EXERCISE GOAL - In how many lines of the listing does the word "data" appear? Reply with the number only.

--- GIVEN INFORMATION Enclosed Below ---

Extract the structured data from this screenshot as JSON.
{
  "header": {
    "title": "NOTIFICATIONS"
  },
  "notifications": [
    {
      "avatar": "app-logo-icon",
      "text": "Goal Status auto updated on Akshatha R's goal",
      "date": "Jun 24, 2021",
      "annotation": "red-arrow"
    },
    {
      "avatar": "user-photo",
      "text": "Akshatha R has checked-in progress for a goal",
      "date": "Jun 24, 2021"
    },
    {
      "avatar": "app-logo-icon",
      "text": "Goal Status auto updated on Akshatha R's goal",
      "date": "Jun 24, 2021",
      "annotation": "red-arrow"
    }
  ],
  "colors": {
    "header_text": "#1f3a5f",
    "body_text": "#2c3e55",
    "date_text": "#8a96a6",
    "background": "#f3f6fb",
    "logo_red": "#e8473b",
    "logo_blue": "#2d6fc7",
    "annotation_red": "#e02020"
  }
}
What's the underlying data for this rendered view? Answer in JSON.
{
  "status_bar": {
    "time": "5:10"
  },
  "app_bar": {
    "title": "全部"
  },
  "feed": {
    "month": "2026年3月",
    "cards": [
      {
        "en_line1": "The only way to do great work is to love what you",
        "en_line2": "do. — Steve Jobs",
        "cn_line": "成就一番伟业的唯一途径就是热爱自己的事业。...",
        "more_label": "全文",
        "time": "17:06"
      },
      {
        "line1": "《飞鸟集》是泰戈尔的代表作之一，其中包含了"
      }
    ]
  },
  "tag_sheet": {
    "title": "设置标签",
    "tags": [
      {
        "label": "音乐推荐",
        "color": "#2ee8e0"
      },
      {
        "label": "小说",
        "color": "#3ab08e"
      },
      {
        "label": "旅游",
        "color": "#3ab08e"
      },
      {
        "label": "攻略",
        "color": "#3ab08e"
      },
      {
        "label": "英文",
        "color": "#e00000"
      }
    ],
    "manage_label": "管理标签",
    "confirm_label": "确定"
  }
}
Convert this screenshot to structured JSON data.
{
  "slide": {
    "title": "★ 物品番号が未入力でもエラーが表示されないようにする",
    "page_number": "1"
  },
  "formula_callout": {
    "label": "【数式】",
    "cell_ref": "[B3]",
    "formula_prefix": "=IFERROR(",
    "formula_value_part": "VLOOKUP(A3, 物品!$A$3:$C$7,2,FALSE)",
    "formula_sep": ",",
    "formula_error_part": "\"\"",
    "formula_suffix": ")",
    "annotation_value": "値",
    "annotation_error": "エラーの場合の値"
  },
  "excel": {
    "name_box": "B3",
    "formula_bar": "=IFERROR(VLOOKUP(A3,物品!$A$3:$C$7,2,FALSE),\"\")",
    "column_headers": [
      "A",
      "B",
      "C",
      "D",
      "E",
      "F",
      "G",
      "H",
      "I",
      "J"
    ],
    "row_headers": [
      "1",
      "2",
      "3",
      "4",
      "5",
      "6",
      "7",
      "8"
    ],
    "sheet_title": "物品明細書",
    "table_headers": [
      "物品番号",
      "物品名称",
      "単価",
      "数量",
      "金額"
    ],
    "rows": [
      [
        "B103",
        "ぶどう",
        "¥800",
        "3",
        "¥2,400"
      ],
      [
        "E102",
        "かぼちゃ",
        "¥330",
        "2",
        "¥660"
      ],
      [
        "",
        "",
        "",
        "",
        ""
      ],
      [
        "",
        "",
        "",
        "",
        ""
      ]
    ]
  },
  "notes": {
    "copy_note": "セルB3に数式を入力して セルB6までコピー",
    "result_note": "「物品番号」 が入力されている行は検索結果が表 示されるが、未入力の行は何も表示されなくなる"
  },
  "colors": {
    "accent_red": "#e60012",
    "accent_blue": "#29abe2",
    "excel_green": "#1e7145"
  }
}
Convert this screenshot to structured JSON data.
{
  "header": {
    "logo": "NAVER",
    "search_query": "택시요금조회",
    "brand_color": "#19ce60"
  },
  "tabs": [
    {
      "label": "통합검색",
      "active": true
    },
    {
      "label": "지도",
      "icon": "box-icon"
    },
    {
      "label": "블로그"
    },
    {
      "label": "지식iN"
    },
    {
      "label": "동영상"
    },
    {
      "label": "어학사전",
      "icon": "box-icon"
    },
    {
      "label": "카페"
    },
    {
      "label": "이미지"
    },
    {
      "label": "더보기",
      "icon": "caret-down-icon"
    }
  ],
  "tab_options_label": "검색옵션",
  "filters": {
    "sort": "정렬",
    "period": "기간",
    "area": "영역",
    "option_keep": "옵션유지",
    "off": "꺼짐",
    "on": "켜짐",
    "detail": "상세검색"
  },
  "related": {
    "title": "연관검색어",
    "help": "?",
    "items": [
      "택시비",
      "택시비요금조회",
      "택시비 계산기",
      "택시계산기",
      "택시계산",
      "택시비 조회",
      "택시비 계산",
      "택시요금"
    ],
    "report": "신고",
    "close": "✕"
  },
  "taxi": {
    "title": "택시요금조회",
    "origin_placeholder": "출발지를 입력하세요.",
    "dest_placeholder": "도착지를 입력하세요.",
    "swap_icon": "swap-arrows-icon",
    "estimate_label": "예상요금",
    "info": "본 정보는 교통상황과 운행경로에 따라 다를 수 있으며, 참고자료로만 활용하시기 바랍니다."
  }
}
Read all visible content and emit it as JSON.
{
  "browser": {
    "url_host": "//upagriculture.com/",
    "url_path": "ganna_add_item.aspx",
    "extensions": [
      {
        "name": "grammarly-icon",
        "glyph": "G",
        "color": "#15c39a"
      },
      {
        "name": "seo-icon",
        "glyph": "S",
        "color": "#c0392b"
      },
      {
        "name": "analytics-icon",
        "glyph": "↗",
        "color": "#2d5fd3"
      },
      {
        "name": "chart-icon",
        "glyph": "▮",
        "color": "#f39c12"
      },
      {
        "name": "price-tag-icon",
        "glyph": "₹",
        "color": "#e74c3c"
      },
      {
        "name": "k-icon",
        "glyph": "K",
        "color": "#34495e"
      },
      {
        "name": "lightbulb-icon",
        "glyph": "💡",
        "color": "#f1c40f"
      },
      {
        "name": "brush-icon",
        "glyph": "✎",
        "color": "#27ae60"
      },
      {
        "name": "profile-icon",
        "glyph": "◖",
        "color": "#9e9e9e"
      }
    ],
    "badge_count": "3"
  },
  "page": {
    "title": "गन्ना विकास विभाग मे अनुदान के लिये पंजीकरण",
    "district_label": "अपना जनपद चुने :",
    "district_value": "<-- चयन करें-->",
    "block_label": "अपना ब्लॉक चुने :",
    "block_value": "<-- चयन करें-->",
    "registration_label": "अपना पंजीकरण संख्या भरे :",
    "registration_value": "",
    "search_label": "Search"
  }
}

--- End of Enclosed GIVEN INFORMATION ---

RESPONSE BELOW - 4